The next day, the birth unit called me. She said that she saw in the book that they were expecting me yesterday (I didn't have an appointment though) and that they hadn't seen me. I jumped in, explaining the weird scan and how they hadn't given me any results and how I am going back at 36 weeks. She then surprised me when said that she had my results with her (ultrasound, midwife program and birth unit are all at the same hospital), and that she had just spoken to the team of doctors on my case (eh? I've only been seeing midwives as it's been a low risk pregnancy), and that the doctors want to meet with me as soon as possible. She asked me to call their office as soon as I got off the phone and to book in to see Dr Rizvi (I think she's the head doctor?) as soon as they could book me in after she got back from annual leave. I was a bit shocked - why would they want to see me before my next scan? Anyway, I am booked in to see her on Tuesday next week, which was the earliest available apparently.

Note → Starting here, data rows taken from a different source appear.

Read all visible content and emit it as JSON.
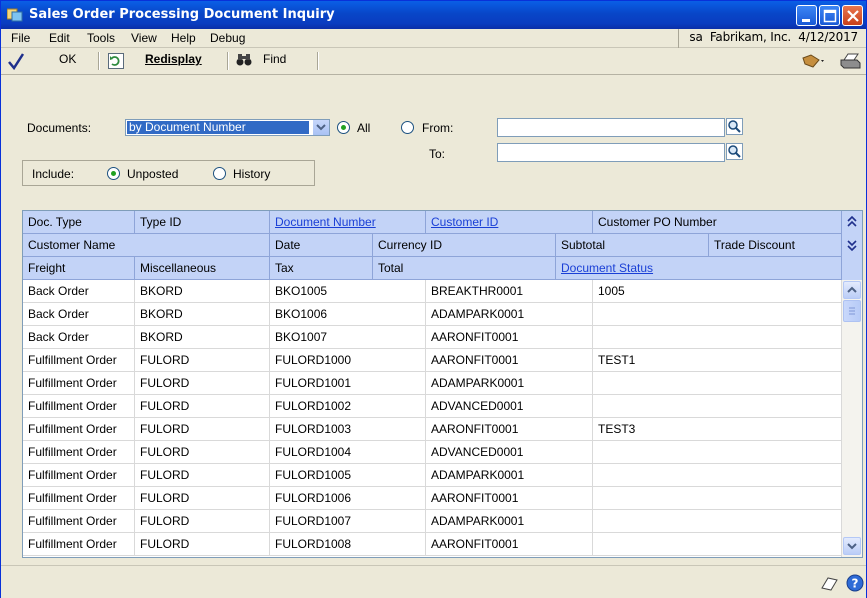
{
  "window": {
    "title": "Sales Order Processing Document Inquiry"
  },
  "menubar": {
    "items": [
      "File",
      "Edit",
      "Tools",
      "View",
      "Help",
      "Debug"
    ],
    "user_info": "sa  Fabrikam, Inc.  4/12/2017"
  },
  "toolbar": {
    "ok_label": "OK",
    "redisplay_label": "Redisplay",
    "find_label": "Find"
  },
  "filters": {
    "documents_label": "Documents:",
    "documents_selected": "by Document Number",
    "all_label": "All",
    "from_label": "From:",
    "to_label": "To:",
    "from_value": "",
    "to_value": "",
    "range_selected": "All",
    "include_label": "Include:",
    "unposted_label": "Unposted",
    "history_label": "History",
    "include_selected": "Unposted"
  },
  "grid": {
    "header_row1": [
      "Doc. Type",
      "Type ID",
      "Document Number",
      "Customer ID",
      "Customer PO Number"
    ],
    "header_row2": [
      "Customer Name",
      "Date",
      "Currency ID",
      "Subtotal",
      "Trade Discount"
    ],
    "header_row3": [
      "Freight",
      "Miscellaneous",
      "Tax",
      "Total",
      "Document Status"
    ],
    "rows": [
      {
        "doc_type": "Back Order",
        "type_id": "BKORD",
        "doc_number": "BKO1005",
        "customer_id": "BREAKTHR0001",
        "po_number": "1005"
      },
      {
        "doc_type": "Back Order",
        "type_id": "BKORD",
        "doc_number": "BKO1006",
        "customer_id": "ADAMPARK0001",
        "po_number": ""
      },
      {
        "doc_type": "Back Order",
        "type_id": "BKORD",
        "doc_number": "BKO1007",
        "customer_id": "AARONFIT0001",
        "po_number": ""
      },
      {
        "doc_type": "Fulfillment Order",
        "type_id": "FULORD",
        "doc_number": "FULORD1000",
        "customer_id": "AARONFIT0001",
        "po_number": "TEST1"
      },
      {
        "doc_type": "Fulfillment Order",
        "type_id": "FULORD",
        "doc_number": "FULORD1001",
        "customer_id": "ADAMPARK0001",
        "po_number": ""
      },
      {
        "doc_type": "Fulfillment Order",
        "type_id": "FULORD",
        "doc_number": "FULORD1002",
        "customer_id": "ADVANCED0001",
        "po_number": ""
      },
      {
        "doc_type": "Fulfillment Order",
        "type_id": "FULORD",
        "doc_number": "FULORD1003",
        "customer_id": "AARONFIT0001",
        "po_number": "TEST3"
      },
      {
        "doc_type": "Fulfillment Order",
        "type_id": "FULORD",
        "doc_number": "FULORD1004",
        "customer_id": "ADVANCED0001",
        "po_number": ""
      },
      {
        "doc_type": "Fulfillment Order",
        "type_id": "FULORD",
        "doc_number": "FULORD1005",
        "customer_id": "ADAMPARK0001",
        "po_number": ""
      },
      {
        "doc_type": "Fulfillment Order",
        "type_id": "FULORD",
        "doc_number": "FULORD1006",
        "customer_id": "AARONFIT0001",
        "po_number": ""
      },
      {
        "doc_type": "Fulfillment Order",
        "type_id": "FULORD",
        "doc_number": "FULORD1007",
        "customer_id": "ADAMPARK0001",
        "po_number": ""
      },
      {
        "doc_type": "Fulfillment Order",
        "type_id": "FULORD",
        "doc_number": "FULORD1008",
        "customer_id": "AARONFIT0001",
        "po_number": ""
      }
    ]
  },
  "colors": {
    "title_bar": "#0A47CF",
    "header_bg": "#C3D3F7",
    "link": "#1A3FD6",
    "selection": "#316AC5"
  },
  "icons": [
    "app-icon",
    "minimize-icon",
    "maximize-icon",
    "close-icon",
    "checkmark-icon",
    "redisplay-icon",
    "binoculars-icon",
    "lookup-icon",
    "goto-icon",
    "print-icon",
    "expand-icon",
    "collapse-icon",
    "note-icon",
    "help-icon"
  ]
}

So that whole "meeting with the doctors" thing got me panicking a little bit. So I googled "blood vessels close to cervix pregnancy" and whoah boy why did I do that?!?

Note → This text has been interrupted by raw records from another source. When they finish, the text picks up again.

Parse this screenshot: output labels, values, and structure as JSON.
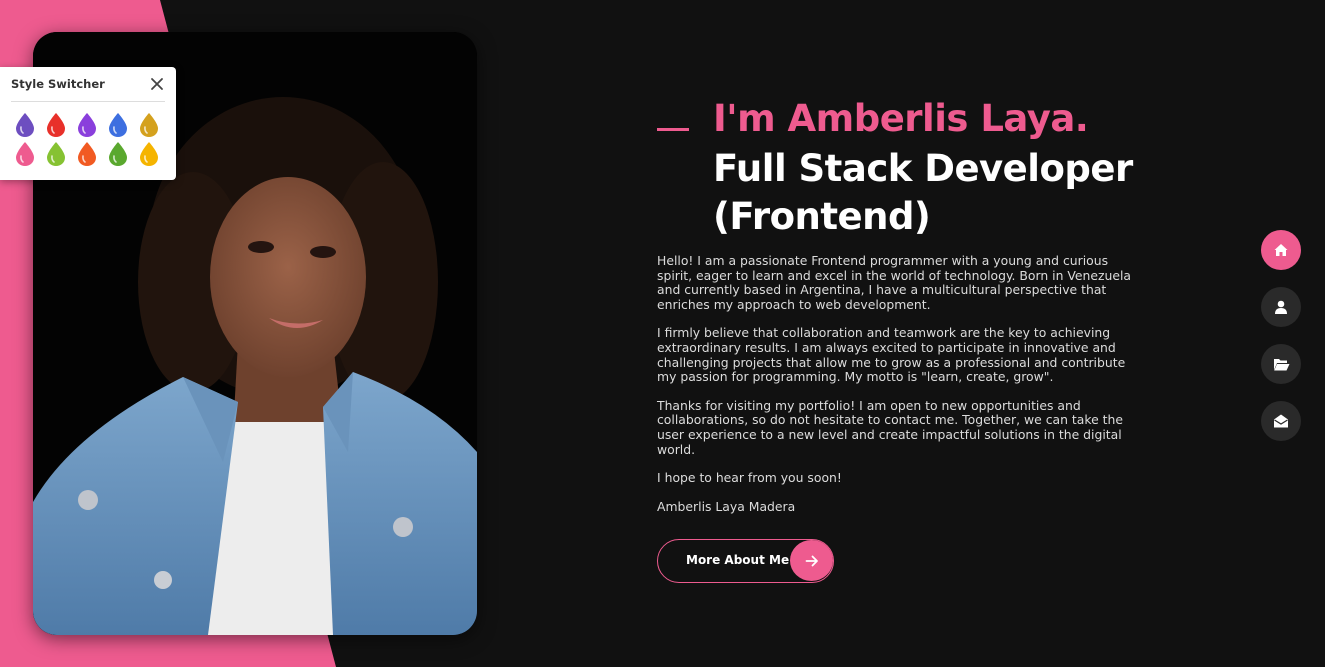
{
  "colors": {
    "accent": "#ee5b8f",
    "background": "#111111",
    "text": "#dcdcdc"
  },
  "style_switcher": {
    "title": "Style Switcher",
    "close_icon": "close-icon",
    "swatches": [
      "#6d4ec0",
      "#e8302a",
      "#8a3fdc",
      "#3d6fe0",
      "#d4a11e",
      "#ee5b8f",
      "#86c232",
      "#f15a22",
      "#5aa82e",
      "#f5b400"
    ]
  },
  "hero": {
    "name": "I'm Amberlis Laya.",
    "role": "Full Stack Developer (Frontend)",
    "paragraphs": [
      "Hello! I am a passionate Frontend programmer with a young and curious spirit, eager to learn and excel in the world of technology. Born in Venezuela and currently based in Argentina, I have a multicultural perspective that enriches my approach to web development.",
      "I firmly believe that collaboration and teamwork are the key to achieving extraordinary results. I am always excited to participate in innovative and challenging projects that allow me to grow as a professional and contribute my passion for programming. My motto is \"learn, create, grow\".",
      "Thanks for visiting my portfolio! I am open to new opportunities and collaborations, so do not hesitate to contact me. Together, we can take the user experience to a new level and create impactful solutions in the digital world.",
      "I hope to hear from you soon!"
    ],
    "signature": "Amberlis Laya Madera",
    "button_label": "More About Me",
    "button_icon": "arrow-right-icon"
  },
  "side_nav": [
    {
      "icon": "home-icon",
      "active": true
    },
    {
      "icon": "user-icon",
      "active": false
    },
    {
      "icon": "folder-open-icon",
      "active": false
    },
    {
      "icon": "envelope-open-icon",
      "active": false
    }
  ]
}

I couldn't find anything on maternal vessels near the cervix, but there is plenty of scary fucking shit on fetal blood vessels near the cervix. It's called Vasa Previa (meaning vessels in the way of the baby) and if that is what I have got, it seems that if my membranes break, the blood vessels are extremely prone to breaking and baby can bleed out and die within 4-5 minutes. It's rare, one stat I saw was something like 1:3000 pregnancies. It's not often diagnosed before labour, and fetal death rates when not diagnosed pre-labour are something like 98%. The only safe option is early cesarean before the mother has a chance to go into labour. Risk factors include low lying placenta. So yeah. Ugh.

But most sources said (I used my uni's account with Google Scholar to read studies on the condition, more reliable, scientific, not as emotive language, less scary research tbh) that when diagnosed at antenatal scans, that survival rates are over 97%. Also, most mothers diagnosed with this are hospitalised as soon as possible.

So what is it I have? Do I have a serious fatal condition and if I go into labour my baby will die and I should be hospitalised now? Or do they really not know what this is and there's little risk at this point and I can just keep doing my thing and attending scans and appointments etc? I keep lying awake at night stressing about it and trying not to google more. I have given up any hope of a vaginal birth and have stopped being so terrified of a cesarean because the alternative is unthinkable. I'm super worried and scared and just needed to write this all out here. I know it's not horse related, but this is the only blog I have for now.

So yeah. That's where we are at at the moment. I've probably (hopefully) way overreacted but this is what I do when medical people don't give me answers. I go looking myself.

I don't know how to end this entry now. Hrm.



Funder said...

Oh shit dude, that's really scary. I totally hear you on all of it - the uncertainty; HATING the thought of a CS; really, really just wanting the kid to come out okay. Natural birth is best right up until shit starts to go wrong, and then you suddenly love the thought of a high-tech hospital.

Also, even if nothing's wrong, the last four weeks DRAAAAG slower than waiting for Christmas when you're six.

Keeping you in my thoughts! Try to update us here or on Facebook if you can.

Dom said...

This is all so scary :( Hoping it all turns out to be an over reaction and that everything goes smoothly for you and the baby <3

TeresaA said...

I would have googled too. And I would be freaking out.
However, let me give you a frame to look at this:
1. in the full course of life with your child the birth is a small piece. Of course it's important but it's one of those things that's it the outcome not the journey. :)
2. if it is worse case scenario then you and baby are very very lucky because it's been found and you can make sure that all goes well.